The GIA Cut Scale rates diamonds on the quality of the cut of stone on a five-point scale: excellent, very good, good, fair, or poor. The grades are based on the proportions of facets that influence the appearance of the diamond. These proportions are used to evaluate the most desirable optical effects of the diamond-primarily, brightness, fire, and scintillation.
Brightness is the white light reflected from the stone, fire refers to the scattering of the white light that creates the rainbow colors, and scintillation is the amount of sparkle the diamond gives off.
A diamond that receives an, “Excellent,” rating will display an even pattern of dark and light areas This is the ideal proportion for maximum fire brilliance and scintillation. As the balance starts to slide and more dark areas appear, the diamond will exhibit less brightness and scintillation, which will bring its cut grade down. Whether lab-created or natural, the cut of a diamond will always have an effect on the diamond’s price.
Side by Side Comparison: Natural Vs. Lab-Created Diamond: Which is the Better Value?
In order to give you a, “more show and less tell,” idea of how much buying a lab-created diamond can save you, we’ve done a little side by side comparison.
For our first diamond, we have chosen a one-carat diamond. Its color grade is, E. Its cut is ideal and its clarity grade is VS1.
Our second diamond is a 1.13-carat diamond. One would assume it would be higher in price for its carat weight alone. All other things are the same. Its color grade is E, its cut is ideal, and its clarity grade is VS1 as well.
If both diamonds were natural, the second diamond would indeed be higher in price, but because one of these diamonds is lab-created, that is not the case. The first is a Blue Nile natural diamond, and its cost is $7,259. The second is a Brilliant Earth lab created diamond. Its cost is $4,300.
How much does a diamond cost? After reading this article, we still don’t have an exact answer, but if we’ve learned one thing, it’s how to shop intelligently for a diamond.

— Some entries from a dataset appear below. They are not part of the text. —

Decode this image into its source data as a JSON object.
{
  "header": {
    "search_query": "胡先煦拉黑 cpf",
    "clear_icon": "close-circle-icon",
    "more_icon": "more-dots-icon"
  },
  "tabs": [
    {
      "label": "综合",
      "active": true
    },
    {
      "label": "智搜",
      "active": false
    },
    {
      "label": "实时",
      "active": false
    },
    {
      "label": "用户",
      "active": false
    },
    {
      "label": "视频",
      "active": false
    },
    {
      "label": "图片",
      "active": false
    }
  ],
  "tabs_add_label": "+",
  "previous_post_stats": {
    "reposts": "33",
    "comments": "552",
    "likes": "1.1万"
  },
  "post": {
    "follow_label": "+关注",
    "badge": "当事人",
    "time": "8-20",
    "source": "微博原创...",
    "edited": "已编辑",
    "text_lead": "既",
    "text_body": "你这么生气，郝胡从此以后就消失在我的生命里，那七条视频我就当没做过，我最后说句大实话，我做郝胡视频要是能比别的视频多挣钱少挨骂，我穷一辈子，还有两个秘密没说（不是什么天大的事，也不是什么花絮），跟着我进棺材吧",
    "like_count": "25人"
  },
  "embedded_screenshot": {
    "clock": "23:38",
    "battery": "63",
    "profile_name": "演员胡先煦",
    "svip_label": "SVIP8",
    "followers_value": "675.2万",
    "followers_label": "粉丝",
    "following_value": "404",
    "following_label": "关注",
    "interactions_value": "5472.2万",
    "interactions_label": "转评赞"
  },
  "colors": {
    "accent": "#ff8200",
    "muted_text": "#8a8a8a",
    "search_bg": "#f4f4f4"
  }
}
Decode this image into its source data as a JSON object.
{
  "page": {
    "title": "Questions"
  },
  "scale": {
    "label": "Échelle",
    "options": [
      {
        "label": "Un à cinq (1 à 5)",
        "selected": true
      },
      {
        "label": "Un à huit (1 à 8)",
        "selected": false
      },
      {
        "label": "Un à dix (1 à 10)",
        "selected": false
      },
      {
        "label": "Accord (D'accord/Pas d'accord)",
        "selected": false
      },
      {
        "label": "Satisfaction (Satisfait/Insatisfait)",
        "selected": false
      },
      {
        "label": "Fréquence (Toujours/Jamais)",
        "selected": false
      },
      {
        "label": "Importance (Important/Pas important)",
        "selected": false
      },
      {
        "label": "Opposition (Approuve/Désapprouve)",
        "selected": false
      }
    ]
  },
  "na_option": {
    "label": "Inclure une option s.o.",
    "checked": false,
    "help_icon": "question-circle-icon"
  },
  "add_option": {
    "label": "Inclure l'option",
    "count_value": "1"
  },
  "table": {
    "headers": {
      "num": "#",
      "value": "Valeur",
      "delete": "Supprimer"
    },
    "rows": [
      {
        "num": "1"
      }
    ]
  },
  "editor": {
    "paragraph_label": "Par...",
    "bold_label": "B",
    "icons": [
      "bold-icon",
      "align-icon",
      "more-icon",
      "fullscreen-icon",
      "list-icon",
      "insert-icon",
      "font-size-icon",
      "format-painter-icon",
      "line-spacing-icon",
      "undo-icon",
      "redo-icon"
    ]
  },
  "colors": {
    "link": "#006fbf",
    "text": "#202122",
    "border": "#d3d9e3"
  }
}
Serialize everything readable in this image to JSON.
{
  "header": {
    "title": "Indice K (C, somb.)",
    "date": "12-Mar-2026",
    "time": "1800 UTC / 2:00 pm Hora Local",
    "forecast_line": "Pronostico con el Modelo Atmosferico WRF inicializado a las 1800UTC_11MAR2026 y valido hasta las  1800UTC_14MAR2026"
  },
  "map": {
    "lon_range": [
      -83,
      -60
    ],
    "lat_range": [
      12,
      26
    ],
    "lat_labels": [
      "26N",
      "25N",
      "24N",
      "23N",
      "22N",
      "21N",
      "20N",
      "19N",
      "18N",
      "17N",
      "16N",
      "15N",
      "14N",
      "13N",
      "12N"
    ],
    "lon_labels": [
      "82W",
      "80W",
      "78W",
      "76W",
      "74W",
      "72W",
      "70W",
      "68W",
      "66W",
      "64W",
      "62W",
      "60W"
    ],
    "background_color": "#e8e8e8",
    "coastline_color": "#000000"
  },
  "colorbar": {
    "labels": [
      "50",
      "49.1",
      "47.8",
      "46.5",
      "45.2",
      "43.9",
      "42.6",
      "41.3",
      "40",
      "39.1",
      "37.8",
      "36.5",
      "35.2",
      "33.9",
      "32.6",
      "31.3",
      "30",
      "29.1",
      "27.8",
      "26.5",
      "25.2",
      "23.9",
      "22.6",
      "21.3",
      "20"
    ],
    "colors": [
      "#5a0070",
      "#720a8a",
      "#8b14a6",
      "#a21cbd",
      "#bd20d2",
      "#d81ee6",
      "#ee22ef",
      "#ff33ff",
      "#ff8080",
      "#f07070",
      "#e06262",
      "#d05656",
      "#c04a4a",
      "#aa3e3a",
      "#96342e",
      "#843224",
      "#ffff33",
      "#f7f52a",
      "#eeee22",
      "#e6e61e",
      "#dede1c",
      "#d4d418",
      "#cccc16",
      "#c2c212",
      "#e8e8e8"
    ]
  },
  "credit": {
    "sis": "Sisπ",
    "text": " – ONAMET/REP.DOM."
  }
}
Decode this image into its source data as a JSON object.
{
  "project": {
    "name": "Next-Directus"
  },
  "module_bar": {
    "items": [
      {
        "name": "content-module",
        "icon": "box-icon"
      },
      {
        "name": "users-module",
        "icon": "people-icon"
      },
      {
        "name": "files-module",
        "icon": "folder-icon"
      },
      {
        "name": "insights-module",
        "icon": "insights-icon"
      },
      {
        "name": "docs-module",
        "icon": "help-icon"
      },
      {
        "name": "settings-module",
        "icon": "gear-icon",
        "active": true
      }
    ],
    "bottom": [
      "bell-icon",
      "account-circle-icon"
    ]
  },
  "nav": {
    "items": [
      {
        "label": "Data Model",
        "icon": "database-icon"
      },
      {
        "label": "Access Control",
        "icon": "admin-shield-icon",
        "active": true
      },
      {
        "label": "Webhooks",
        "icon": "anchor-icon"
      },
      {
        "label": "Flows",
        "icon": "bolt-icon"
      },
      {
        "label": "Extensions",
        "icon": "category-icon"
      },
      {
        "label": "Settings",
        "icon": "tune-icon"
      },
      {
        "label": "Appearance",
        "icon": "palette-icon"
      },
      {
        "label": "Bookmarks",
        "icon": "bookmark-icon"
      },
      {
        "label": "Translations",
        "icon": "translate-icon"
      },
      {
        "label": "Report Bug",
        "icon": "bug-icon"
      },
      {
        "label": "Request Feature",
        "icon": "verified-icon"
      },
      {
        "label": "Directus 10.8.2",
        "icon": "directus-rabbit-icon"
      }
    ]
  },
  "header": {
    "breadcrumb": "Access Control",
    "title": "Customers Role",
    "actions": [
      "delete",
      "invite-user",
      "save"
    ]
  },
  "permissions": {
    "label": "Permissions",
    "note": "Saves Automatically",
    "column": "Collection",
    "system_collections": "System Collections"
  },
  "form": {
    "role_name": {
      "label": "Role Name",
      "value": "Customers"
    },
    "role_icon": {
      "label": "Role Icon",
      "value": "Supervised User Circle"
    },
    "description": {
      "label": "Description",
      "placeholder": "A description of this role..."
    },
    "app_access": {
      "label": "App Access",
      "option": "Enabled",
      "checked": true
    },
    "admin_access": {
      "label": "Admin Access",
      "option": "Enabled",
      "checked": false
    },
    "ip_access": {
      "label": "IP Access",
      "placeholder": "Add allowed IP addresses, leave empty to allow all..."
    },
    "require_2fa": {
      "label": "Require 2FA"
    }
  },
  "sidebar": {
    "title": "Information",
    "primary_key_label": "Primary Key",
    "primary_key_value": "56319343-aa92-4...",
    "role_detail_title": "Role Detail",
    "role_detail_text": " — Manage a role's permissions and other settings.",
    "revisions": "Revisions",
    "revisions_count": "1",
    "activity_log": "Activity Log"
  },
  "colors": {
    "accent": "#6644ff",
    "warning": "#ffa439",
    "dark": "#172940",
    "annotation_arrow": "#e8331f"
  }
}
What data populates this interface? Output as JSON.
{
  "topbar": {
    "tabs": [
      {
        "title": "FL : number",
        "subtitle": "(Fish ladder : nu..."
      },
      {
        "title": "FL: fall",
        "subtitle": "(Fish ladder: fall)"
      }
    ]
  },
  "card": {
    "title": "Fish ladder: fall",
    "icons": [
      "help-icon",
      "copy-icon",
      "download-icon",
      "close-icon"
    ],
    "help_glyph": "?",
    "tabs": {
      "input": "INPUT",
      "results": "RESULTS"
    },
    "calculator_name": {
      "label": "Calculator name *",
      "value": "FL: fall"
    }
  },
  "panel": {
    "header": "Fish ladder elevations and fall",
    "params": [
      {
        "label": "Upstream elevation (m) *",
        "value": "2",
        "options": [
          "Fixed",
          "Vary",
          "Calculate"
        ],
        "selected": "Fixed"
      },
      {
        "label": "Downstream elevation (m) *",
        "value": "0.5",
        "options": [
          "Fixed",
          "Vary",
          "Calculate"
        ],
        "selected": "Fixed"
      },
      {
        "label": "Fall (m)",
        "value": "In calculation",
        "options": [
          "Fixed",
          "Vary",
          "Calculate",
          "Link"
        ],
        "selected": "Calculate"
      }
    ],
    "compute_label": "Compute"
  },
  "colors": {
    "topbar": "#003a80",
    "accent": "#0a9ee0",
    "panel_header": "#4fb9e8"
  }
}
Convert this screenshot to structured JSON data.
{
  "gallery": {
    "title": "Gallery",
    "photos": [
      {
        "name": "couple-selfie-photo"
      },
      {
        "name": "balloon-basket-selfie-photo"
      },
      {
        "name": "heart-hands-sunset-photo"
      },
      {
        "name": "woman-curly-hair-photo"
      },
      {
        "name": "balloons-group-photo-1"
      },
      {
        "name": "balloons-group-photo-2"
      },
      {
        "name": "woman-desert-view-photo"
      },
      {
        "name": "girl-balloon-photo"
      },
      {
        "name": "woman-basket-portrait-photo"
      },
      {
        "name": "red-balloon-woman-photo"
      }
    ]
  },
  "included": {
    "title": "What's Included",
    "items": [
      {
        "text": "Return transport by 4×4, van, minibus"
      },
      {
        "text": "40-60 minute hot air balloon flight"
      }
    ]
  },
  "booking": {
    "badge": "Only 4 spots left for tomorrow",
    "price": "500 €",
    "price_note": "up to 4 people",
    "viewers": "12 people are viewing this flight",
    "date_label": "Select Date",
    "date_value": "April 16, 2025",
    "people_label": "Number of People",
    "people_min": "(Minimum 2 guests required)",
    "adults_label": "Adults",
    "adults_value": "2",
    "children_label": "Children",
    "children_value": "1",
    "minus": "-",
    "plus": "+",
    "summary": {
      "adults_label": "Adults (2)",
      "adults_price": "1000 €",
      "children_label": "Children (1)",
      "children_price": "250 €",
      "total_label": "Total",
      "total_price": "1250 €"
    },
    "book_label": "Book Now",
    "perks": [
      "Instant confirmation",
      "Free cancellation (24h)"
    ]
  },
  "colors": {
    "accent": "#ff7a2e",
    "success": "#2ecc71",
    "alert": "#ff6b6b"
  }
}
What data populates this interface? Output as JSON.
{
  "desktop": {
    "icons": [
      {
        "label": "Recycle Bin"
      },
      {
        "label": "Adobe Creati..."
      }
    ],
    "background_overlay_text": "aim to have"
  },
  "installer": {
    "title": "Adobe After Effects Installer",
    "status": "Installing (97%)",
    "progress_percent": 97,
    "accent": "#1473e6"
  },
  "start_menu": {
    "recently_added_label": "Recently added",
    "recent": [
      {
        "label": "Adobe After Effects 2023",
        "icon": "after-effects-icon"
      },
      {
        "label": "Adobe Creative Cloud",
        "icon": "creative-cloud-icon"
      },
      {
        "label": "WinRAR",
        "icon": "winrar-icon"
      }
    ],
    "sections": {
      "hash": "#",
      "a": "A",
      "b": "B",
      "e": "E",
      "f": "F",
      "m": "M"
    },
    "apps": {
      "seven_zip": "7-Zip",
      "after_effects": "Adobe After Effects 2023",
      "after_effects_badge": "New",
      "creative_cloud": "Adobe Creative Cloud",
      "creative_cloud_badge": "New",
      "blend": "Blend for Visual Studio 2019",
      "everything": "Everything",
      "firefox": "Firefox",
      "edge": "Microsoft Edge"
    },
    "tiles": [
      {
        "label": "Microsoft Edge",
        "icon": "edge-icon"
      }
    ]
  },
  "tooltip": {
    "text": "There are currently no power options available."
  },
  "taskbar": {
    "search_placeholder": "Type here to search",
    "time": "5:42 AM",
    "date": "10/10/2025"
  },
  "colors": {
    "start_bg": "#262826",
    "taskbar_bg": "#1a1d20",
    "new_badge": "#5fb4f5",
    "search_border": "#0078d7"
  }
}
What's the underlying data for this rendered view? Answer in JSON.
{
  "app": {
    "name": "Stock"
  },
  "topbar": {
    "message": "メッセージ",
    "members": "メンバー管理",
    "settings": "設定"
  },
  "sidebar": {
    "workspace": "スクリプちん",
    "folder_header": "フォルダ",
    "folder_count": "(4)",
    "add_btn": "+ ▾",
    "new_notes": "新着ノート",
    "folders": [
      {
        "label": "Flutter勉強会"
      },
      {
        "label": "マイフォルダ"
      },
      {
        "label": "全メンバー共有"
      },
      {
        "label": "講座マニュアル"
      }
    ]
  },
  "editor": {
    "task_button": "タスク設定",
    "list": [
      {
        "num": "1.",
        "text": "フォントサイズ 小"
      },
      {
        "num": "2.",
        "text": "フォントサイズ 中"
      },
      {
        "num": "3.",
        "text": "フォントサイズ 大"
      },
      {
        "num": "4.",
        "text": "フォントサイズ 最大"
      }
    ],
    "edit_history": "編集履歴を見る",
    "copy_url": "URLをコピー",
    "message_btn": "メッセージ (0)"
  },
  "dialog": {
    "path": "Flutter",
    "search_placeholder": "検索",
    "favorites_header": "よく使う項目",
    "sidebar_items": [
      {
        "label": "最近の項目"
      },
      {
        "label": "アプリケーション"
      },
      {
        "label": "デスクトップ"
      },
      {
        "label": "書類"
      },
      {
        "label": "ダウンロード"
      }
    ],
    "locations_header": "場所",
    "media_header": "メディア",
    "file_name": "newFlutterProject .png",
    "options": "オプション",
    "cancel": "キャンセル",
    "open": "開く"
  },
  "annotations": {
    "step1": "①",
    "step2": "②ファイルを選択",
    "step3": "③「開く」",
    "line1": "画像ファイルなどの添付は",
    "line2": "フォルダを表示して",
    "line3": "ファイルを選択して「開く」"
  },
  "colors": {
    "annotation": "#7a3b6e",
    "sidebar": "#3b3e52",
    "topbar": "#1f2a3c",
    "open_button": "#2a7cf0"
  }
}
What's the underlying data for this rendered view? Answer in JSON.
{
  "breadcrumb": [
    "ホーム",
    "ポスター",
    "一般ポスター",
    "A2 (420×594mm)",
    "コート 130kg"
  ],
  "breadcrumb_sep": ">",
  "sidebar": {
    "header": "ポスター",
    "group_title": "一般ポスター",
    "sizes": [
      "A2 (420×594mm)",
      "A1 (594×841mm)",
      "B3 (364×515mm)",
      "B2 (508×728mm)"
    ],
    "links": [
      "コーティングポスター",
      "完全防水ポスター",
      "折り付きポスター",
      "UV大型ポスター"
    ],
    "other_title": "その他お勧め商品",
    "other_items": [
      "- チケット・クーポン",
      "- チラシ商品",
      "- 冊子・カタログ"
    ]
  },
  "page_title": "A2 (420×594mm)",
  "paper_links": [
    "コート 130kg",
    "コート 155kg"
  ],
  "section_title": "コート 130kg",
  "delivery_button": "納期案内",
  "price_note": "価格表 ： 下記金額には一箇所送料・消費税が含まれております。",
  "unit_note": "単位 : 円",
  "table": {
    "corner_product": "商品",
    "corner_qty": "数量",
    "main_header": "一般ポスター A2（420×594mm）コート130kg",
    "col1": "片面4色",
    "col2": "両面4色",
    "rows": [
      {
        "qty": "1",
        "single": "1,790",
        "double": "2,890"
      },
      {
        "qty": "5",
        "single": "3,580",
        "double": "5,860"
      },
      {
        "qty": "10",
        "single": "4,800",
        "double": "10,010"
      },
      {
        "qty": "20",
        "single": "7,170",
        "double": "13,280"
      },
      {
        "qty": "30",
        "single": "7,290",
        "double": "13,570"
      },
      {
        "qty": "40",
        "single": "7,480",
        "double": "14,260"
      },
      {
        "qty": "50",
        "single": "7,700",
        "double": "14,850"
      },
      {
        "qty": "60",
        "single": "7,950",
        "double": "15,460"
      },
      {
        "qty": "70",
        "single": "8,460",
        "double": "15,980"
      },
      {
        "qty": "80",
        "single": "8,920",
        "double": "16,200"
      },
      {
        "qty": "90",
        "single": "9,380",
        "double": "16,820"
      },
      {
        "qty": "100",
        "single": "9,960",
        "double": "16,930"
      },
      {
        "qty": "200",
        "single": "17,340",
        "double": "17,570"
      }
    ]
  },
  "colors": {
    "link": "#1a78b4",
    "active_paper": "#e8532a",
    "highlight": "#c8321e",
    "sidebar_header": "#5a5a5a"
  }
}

By understanding how the 4C’s work and knowing how much money a lab-created diamond can save you, you can make intelligent decisions about which diamond you choose to buy.
So, what do you think? After seeing the numbers, would you buy a lab-created diamond or would you stick to the natural choice?